Train services will remain disrupted on Wednesday due to this week’s rail strike as talks have resumed to resolve the ongoing dispute over jobs, wages and conditions.
One of the five trains ran on Tuesday after the Rail, Maritime and Transport Union (RMT) members and 13 train operators on Network Rail (NR) staged the first three walkouts, with strikes on Thursday and Saturday.
Members of the RMT on the London Underground also went on strike on Tuesday.
The combined action caused travel chaos across Britain, with travel taking longer and roads crammed with traffic as people switched to cars or buses to go to work.
Chaos will continue on Wednesday as only 60% trains are running, mainly due to delay in starting of services signal and control room staff not doing overnight shifts.
In another attempt to break the impasse, the RMT will hold a meeting with NR and train companies on Wednesday.
RMT Secretary General Mick Lynch said Tuesday’s turnout at the picket lines was “fantastic” and exceeded expectations in the union’s campaign for job security, salvage conditions and a decent wage increase.
RMT Secretary General Mick Lynch at a picket line outside King’s Cross (Stephen Russo/PA)
He said: “Our members will continue the campaign and have shown excellent unity in attempting to resolve this dispute.
“RMT members are paving the way for all workers in this country who are sick and tired of slashing their wages and conditions with a mix of huge business benefits and government policy.
“Now is the time for every single railway worker to stand up and fight in this dispute that we will win.”
A spokesman for the Transport Department said: “These are much-needed reforms that modernize the railways and keep it at a sustainable level for commuters and taxpayers.
“Unions have shut down large parts of the rail network, affecting local businesses and unfairly cutting people off from hospitals, schools and work.
“However, preliminary data suggests that unlike before, many people now have the opportunity to work from home, so we are in no rush to take to the streets, as traffic has gone online, which means unions has not got. The overall effect they would have expected. ,
The union has been asked by Network Rail to participate in formal consultation talks on the introduction of “modern working practices” next month.
Network Rail executive Tim Schowler said the changes would mean “dumping old working practices and introducing new technology”.
He added: “We expect this to reduce roles by about 1,800, much of which will be lost through voluntary severance and natural wastage.”
According to an opinion poll, a majority of adults believe rail strikes are justified.
A survey of over 2,300 people by Savanta Comres showed that 58% said industrial action was justified.
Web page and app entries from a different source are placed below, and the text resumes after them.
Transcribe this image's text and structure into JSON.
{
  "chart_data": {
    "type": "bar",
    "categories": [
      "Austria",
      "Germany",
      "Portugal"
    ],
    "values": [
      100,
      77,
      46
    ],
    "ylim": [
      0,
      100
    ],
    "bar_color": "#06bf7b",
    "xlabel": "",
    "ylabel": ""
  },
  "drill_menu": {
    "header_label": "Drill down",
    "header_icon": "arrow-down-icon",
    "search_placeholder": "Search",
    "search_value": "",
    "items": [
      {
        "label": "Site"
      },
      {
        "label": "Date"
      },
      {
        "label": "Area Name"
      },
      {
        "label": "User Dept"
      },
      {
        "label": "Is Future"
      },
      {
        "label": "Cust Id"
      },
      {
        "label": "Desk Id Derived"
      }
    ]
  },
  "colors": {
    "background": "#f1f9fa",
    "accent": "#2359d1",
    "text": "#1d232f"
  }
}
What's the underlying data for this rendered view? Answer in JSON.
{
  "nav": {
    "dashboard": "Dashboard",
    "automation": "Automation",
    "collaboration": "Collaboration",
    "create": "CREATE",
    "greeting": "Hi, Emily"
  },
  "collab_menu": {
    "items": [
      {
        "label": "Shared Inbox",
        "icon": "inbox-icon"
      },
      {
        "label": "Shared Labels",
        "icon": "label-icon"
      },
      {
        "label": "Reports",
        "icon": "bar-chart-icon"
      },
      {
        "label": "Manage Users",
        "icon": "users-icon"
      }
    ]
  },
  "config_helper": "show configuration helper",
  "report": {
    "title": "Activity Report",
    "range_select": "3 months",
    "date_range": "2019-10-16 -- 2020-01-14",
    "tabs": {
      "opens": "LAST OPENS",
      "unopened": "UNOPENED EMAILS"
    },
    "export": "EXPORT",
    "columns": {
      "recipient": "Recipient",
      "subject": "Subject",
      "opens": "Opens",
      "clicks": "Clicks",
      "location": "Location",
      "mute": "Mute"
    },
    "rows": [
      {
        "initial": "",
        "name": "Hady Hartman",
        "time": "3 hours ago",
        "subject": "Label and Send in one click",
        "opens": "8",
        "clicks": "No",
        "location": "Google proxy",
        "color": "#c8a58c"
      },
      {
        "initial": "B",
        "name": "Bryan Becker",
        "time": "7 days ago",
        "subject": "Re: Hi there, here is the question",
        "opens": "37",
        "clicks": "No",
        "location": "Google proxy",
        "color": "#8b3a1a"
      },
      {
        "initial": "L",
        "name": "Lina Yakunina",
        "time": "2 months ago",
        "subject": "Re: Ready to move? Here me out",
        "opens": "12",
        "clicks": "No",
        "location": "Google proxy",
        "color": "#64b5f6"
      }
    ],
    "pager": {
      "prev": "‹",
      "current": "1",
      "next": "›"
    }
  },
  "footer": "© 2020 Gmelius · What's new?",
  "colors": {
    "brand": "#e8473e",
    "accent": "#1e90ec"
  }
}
Young adults aged 18-34 (72%) and Labor voters (79%) were more likely to consider strikes fair than their older, 55+ age-group, (44%) and Conservative-voting (38%) counterparts. There was a possibility.
Of those five surveyed, three said they were generally supportive of the industrial action theory, while only 35% were generally opposed.
Prime Minister Boris Johnson gave notice to the public for further strike action as Downing Street said it would “not give in” to the demands of rail unions.
Mr Johnson warned passengers that they must be prepared to “definitely stay” and urged railroad owners and unions to agree a modernization package to safeguard the future of the industry.